User avatar
dande48
Posts: 1028
Joined: 24 Jan 2016, 16:35
Location: Wherever there is danger

Re: Creationism vs Evolutionism in Faith Transition... Or Why Do I Feel Like I Lost the Arguement?

Post by dande48 » 26 May 2018, 07:16

Looking at Creationism and Evolution solely for what is useful, not as true:

Evolution
-Better healthcare (antibiotics, epidemic predictions, medication testing, etc)
-Guided evolution (better crops, better livestock)
-Able to cope with changes to the world and environment (by better understanding the biological history of the earth)
-A greater understanding of why things are the way they are (behavioral and physiological attributes of all creatures)
-Breaks our dependence on religious authority as the sole, infallible source of truth (even if it was an allegory, it was taught as an absolute fact for thousands of years; heretics be burned at the stake and damned to hell).

Creationism
-Gives life meaning and purpose
-Grants us comfort and hope (due to a divine, loving creator having a plan)

Evolution is as much of a scientific fact as there ever was on earth. Learning about evolution (back at BYU, no less) greatly expanded my understanding of why things are the way they are. It is one of my favorite subjects, and has so many real life applications. Creationism, on the other hand, isn't so much as a rational theory. Evidence of creationism comes mostly from a really old book with extraordinary, supernatural claims, that has been heavily edited over the years. All other sources tend to reference that book.
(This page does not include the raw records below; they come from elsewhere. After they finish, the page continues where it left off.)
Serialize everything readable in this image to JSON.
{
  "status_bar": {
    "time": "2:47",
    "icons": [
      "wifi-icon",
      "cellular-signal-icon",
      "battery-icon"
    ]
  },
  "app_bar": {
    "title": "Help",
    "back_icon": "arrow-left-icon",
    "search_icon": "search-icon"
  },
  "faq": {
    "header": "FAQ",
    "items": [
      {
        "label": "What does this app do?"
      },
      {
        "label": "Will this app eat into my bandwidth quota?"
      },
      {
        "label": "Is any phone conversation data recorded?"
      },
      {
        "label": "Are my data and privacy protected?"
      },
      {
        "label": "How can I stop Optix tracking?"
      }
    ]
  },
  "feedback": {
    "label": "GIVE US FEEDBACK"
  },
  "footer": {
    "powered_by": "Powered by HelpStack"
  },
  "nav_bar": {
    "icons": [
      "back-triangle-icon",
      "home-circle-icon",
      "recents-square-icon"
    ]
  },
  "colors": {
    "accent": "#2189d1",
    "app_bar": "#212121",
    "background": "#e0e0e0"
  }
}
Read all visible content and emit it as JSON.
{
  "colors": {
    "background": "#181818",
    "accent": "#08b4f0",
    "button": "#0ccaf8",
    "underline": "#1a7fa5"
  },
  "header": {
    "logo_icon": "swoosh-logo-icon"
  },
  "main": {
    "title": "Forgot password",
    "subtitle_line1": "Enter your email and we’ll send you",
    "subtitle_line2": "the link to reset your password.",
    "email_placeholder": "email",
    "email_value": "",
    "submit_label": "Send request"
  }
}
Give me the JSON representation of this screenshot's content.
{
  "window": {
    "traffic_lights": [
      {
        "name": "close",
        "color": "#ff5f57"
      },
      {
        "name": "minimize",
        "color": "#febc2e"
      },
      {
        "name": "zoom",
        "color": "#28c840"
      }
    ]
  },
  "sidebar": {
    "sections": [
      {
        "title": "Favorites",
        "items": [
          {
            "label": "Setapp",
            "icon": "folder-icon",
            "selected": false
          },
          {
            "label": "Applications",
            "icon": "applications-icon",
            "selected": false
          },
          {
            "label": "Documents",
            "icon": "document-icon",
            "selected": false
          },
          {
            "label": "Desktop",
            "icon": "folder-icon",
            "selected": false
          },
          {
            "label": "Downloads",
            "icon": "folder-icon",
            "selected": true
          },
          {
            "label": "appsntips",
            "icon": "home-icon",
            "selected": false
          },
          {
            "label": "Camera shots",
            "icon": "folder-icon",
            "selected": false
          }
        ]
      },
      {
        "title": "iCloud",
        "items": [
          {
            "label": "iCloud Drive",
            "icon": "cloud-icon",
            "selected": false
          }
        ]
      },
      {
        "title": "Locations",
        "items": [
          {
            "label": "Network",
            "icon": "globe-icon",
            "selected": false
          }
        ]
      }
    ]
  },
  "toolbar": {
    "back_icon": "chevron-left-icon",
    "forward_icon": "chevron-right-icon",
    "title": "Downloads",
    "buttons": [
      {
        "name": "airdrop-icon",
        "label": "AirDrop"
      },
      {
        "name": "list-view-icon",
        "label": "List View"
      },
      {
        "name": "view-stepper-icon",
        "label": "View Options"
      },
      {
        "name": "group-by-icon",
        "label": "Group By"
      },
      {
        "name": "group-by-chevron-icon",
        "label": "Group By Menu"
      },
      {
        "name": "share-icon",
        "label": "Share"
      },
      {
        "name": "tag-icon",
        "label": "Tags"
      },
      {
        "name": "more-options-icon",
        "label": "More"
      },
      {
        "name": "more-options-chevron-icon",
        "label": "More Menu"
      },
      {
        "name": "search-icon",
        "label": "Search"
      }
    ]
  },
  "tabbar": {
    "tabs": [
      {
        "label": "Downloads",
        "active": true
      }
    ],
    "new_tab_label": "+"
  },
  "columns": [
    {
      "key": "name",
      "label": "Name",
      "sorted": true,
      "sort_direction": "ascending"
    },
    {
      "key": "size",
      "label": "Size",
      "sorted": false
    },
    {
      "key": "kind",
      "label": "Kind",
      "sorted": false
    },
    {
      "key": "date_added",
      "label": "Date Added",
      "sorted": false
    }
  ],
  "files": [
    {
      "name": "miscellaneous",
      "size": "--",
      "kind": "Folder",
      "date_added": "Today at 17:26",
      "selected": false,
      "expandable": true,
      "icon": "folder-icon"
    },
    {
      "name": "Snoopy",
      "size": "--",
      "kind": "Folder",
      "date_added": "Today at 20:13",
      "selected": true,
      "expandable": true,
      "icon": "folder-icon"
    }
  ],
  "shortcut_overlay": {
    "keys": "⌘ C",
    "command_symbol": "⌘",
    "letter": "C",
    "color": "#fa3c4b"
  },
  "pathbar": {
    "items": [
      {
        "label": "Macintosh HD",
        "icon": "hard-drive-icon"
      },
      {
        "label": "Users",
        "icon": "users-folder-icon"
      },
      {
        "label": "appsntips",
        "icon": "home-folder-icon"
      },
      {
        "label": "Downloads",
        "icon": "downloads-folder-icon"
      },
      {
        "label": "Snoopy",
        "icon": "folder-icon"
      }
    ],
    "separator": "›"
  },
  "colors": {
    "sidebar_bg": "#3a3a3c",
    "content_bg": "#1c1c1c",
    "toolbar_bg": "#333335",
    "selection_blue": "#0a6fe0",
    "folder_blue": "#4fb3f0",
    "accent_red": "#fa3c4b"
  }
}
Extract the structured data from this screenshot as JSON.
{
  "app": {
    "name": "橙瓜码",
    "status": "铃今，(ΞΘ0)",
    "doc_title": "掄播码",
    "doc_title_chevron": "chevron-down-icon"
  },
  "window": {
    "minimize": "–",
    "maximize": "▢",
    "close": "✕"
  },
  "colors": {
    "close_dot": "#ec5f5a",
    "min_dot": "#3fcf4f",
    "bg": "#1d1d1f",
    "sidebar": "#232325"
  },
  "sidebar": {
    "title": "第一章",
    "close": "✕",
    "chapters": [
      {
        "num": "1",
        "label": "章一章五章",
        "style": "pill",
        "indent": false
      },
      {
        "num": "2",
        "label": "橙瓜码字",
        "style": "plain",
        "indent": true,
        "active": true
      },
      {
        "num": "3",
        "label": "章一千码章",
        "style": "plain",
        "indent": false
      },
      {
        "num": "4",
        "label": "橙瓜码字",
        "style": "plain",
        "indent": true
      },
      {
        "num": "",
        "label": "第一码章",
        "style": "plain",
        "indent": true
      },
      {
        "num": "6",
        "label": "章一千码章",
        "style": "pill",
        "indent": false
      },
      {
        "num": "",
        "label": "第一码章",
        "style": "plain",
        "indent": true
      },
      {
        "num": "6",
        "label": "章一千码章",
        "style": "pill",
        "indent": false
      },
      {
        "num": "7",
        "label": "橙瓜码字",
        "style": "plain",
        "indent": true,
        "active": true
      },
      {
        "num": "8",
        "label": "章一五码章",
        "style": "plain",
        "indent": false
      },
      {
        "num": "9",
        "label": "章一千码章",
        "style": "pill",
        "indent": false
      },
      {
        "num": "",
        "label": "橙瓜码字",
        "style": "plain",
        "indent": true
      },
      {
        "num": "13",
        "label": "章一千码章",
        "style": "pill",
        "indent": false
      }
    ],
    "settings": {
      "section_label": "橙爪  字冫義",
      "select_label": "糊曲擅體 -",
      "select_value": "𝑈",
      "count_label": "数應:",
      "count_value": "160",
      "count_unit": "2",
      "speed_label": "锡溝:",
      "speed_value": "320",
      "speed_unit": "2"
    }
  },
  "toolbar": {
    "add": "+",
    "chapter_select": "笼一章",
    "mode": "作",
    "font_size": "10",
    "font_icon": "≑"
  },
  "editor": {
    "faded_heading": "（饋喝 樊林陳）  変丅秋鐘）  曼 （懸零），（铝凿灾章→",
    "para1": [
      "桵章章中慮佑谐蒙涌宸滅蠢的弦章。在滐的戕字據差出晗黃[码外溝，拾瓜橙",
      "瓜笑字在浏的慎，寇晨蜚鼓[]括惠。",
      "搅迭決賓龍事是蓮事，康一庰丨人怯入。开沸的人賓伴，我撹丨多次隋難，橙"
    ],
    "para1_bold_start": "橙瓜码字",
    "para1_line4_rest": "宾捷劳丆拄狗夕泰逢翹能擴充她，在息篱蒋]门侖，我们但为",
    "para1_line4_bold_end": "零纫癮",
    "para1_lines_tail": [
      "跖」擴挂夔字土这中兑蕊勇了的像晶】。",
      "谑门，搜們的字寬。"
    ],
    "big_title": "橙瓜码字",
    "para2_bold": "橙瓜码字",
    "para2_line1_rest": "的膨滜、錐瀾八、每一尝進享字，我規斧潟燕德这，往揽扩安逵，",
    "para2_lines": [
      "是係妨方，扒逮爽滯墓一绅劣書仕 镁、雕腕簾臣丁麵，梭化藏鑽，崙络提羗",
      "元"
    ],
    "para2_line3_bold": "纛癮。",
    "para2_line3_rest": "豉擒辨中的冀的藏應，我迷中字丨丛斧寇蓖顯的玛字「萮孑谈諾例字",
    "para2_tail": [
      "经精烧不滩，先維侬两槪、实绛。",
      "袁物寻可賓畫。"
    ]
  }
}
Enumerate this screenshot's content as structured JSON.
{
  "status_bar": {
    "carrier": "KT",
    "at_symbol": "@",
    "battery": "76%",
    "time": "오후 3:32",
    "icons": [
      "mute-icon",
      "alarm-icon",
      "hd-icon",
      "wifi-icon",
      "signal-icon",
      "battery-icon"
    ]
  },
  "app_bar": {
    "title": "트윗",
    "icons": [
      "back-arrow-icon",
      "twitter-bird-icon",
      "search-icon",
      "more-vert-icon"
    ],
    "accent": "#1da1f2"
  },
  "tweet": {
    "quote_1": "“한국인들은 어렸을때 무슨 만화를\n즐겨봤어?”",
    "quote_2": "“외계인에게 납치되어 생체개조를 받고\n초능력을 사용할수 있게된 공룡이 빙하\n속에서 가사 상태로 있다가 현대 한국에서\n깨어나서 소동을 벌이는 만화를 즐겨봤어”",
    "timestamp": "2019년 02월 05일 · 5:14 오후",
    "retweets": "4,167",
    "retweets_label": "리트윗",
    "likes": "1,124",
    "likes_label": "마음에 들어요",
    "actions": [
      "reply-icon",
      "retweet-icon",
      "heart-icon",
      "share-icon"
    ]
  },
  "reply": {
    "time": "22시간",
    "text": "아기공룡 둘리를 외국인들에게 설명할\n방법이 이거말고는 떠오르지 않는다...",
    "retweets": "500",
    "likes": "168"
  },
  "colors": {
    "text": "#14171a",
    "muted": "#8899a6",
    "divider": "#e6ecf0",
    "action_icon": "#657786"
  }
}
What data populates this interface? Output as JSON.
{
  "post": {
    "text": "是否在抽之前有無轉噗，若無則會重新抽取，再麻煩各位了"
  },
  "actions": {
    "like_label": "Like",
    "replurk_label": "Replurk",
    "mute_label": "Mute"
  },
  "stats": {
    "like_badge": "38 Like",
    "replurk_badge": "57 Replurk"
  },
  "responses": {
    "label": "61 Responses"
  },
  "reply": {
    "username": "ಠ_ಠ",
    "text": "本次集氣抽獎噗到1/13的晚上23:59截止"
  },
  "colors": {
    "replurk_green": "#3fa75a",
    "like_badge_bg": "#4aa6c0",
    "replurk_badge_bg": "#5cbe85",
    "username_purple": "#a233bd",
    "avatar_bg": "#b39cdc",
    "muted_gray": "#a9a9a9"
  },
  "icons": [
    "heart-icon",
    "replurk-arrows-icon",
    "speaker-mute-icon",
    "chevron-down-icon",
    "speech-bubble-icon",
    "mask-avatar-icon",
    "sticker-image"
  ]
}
I'll be the first to admit, I don't know how life started on earth, or how the stars and the planets came into being. I'm not sure I fully buy the Big Bang theory. Science changes as we gain more information, and there is still quite a bit we are missing. I wouldn't at all be surprised to find a god-like entity behind the creation. But as far as the creation in Genesis and the Abrahamic God is concerned, I admit I don't "know", but the evidence just isn't there for me to believe in it. As for the benefits to believing in Creationism (meaning, purpose, comfort, hope), I understand why so many people choose to, and I respect that. But I also feel like I have all those things in my life, without Creationism. It's not as useful to me.
"The whole world is a comedy to those that think, a tragedy to those that feel." - Horace Walpole

"Even though there are no ways of knowing for sure, there are ways of knowing for pretty sure."
-Lemony Snicket

Post Reply